The version of Heatblur’s F-14 developed for DCS includes a state-of-the-art copilot AI that fills the functionality of the RIO (Radar Intercept Officer). This AI, Jester AI, is well known in the community for being the most dynamic and functionally complete digital flight companion on the market. Voiced by the spectacular GrayWolf and known for his sarcastic quips, Jester AI is a highly configurable and dutious flight companion. His character plays a large part in the complete immersion that the F-14 in DCS provides pilots willing to learn its ins and outs.
Bringing Jester AI to MSFS was crucial to maintaining the character in the F-14 Tomcat. However, the sim requirements and functionality of Jester AI are at odds. Jester’s primary function in DCS is to fulfill the RIO role, which operates weapon and radar systems. Both of these systems have been significantly stripped back in the MSFS version. With many critical functions of Jester AI removed Jester is limited to “administration” tasks, entering waypoints, and managing the radio. While the missing functionality is noticeable, having Jester in MSFS at all is a massively appreciated feature that more than makes up for it. Still, Jester not abandoning ship due to some extreme piloting maneuvers is definitely out of character for him.
Heatblur F-14 Closing Thoughts
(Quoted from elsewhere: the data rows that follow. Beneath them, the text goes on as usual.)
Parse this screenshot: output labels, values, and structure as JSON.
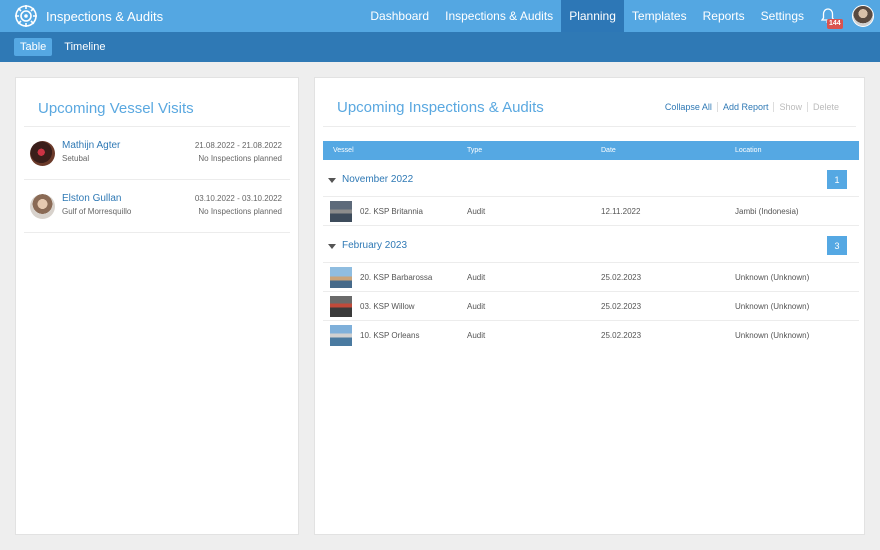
{
  "app": {
    "title": "Inspections & Audits"
  },
  "nav": {
    "items": [
      {
        "label": "Dashboard",
        "active": false
      },
      {
        "label": "Inspections & Audits",
        "active": false
      },
      {
        "label": "Planning",
        "active": true
      },
      {
        "label": "Templates",
        "active": false
      },
      {
        "label": "Reports",
        "active": false
      },
      {
        "label": "Settings",
        "active": false
      }
    ],
    "notification_count": "144"
  },
  "subnav": {
    "tabs": [
      {
        "label": "Table",
        "active": true
      },
      {
        "label": "Timeline",
        "active": false
      }
    ]
  },
  "visits": {
    "title": "Upcoming Vessel Visits",
    "items": [
      {
        "name": "Mathijn Agter",
        "port": "Setubal",
        "dates": "21.08.2022 - 21.08.2022",
        "note": "No Inspections planned"
      },
      {
        "name": "Elston Gullan",
        "port": "Gulf of Morresquillo",
        "dates": "03.10.2022 - 03.10.2022",
        "note": "No Inspections planned"
      }
    ]
  },
  "inspections": {
    "title": "Upcoming Inspections & Audits",
    "actions": {
      "collapse_all": "Collapse All",
      "add_report": "Add Report",
      "show": "Show",
      "delete": "Delete"
    },
    "columns": {
      "vessel": "Vessel",
      "type": "Type",
      "date": "Date",
      "location": "Location"
    },
    "groups": [
      {
        "label": "November 2022",
        "count": "1",
        "rows": [
          {
            "vessel": "02. KSP Britannia",
            "type": "Audit",
            "date": "12.11.2022",
            "location": "Jambi (Indonesia)"
          }
        ]
      },
      {
        "label": "February 2023",
        "count": "3",
        "rows": [
          {
            "vessel": "20. KSP Barbarossa",
            "type": "Audit",
            "date": "25.02.2023",
            "location": "Unknown (Unknown)"
          },
          {
            "vessel": "03. KSP Willow",
            "type": "Audit",
            "date": "25.02.2023",
            "location": "Unknown (Unknown)"
          },
          {
            "vessel": "10. KSP Orleans",
            "type": "Audit",
            "date": "25.02.2023",
            "location": "Unknown (Unknown)"
          }
        ]
      }
    ]
  },
  "icons": {
    "logo": "compass-logo-icon",
    "notifications": "bell-icon",
    "user": "user-avatar",
    "expand": "caret-down-icon"
  }
}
The strongest aspect of this add-on is the visuals. As discussed in previous sections, the modeling onboard the F-14 is simply second to none. Absolutely nothing compares to the sheer level of detail and completeness of textures and weathering that this aircraft has included with it. MSFS is the perfect platform for this aspect of the add-on, an already visually stunning game that elevates the modeling of the F-14 to a whole new level.
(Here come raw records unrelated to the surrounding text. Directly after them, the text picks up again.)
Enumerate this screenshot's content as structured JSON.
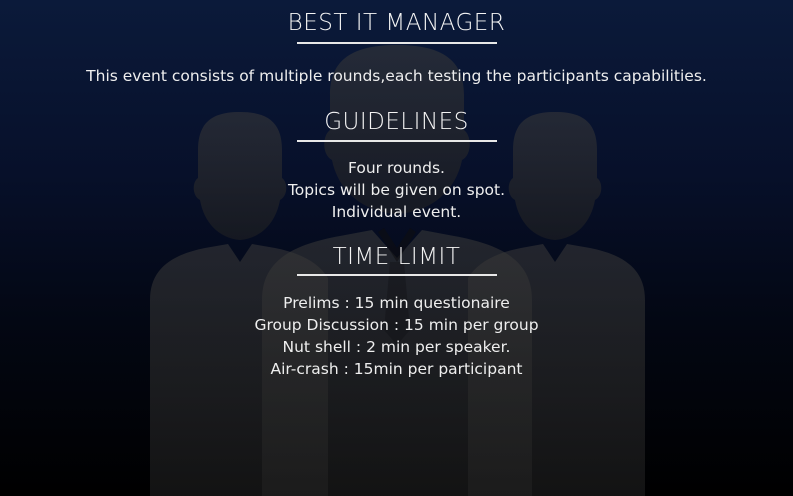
{
  "event": {
    "title": "BEST IT MANAGER",
    "description": "This event consists of multiple rounds,each testing the participants capabilities."
  },
  "guidelines": {
    "heading": "GUIDELINES",
    "items": [
      "Four rounds.",
      "Topics will be given on spot.",
      "Individual event."
    ]
  },
  "time_limit": {
    "heading": "TIME LIMIT",
    "items": [
      "Prelims : 15 min questionaire",
      "Group Discussion : 15 min per group",
      "Nut shell : 2 min per speaker.",
      "Air-crash : 15min per participant"
    ]
  },
  "background": {
    "icon": "group-of-people-icon",
    "gradient_top": "#0b1a3a",
    "gradient_bottom": "#000000",
    "silhouette_color": "#2a2a2a"
  }
}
The F-14 for MSFS includes a manual to walk users through the add-on’s basic functionality and the startup process. Additionally, the manual explains much of the interface controls for features such as Jester or confusing-to-bind controls. While useful, this manual outlines the issue with this add-on. If you compare the DCS F-14 manual to the MSFS F-14 manual, the core of my distaste for this add-on stands out like a sore thumb. The DCS F-14 manual is so large it crashes any browser on my laptop I try it on. The MSFS F-14 manual is 22 pages long. This add-on claims to be a high-fidelity simulation of the F-14 while boiling down the module to be virtually skin-deep.
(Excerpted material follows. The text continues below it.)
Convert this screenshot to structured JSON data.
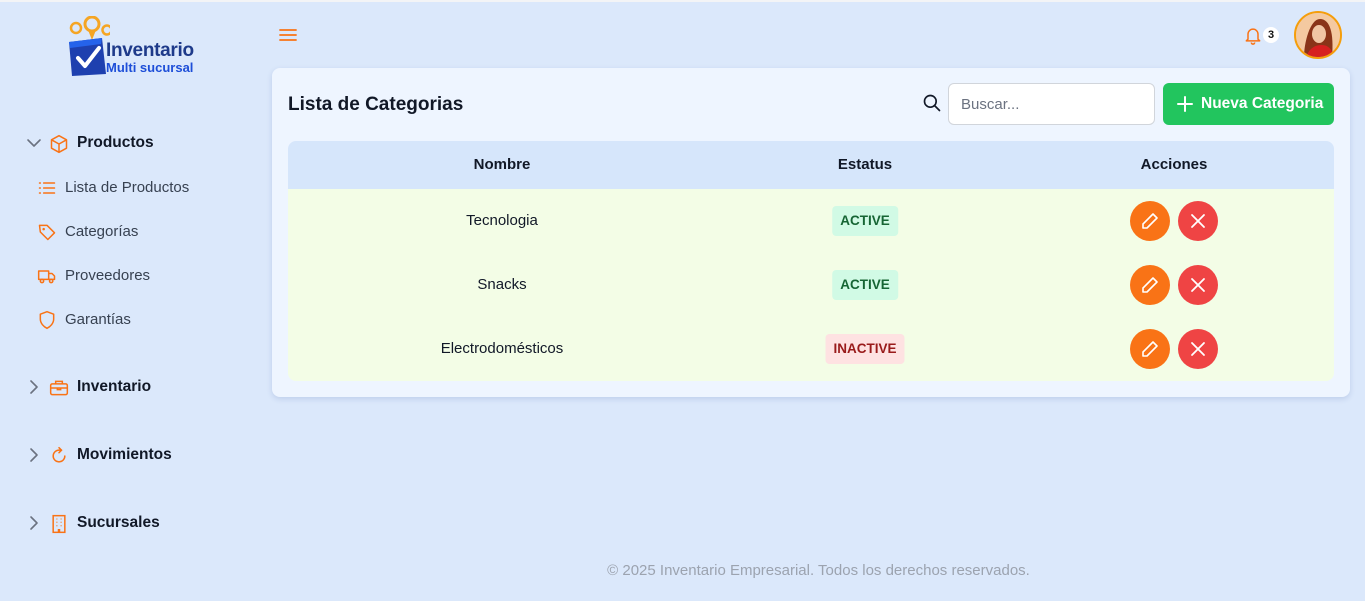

The cost of the Heatblur F-14 is $34.99, which puts it at less than half the cost of the DCS version. At a deceptively low price, one might consider purchasing this instead of the DCS module. Do not do this. The F-14 for MSFS is nowhere near replacing the DCS module and should not be considered an affordable way to access this add-on. The MSFS version should, at best, be considered against other military aircraft for MSFS, which places this aircraft on the higher end of the cost spectrum.
So, should you buy it? This add-on has its traits and flaws. The individuals who will enjoy this product are those who either won’t miss or aren’t aware of the features they are used to in DCS. Additionally, the work that has gone into the textures and modeling on this add-on makes it a viable choice for those only interested in the visuals or capturing screenshots. I struggle to find any other use case for this aircraft.
In a flight simulation platform primarily targeted at airliners and general aviation aircraft, the Heatblur/IndiaFoxtEcho F-14 Tomcat joins the ranks of countless military aircraft that continue to fall short of the mark and disappoint. The Heatblur/IFE F-14 Tomcat is available for $34.99 at Heatblur’s Webstore.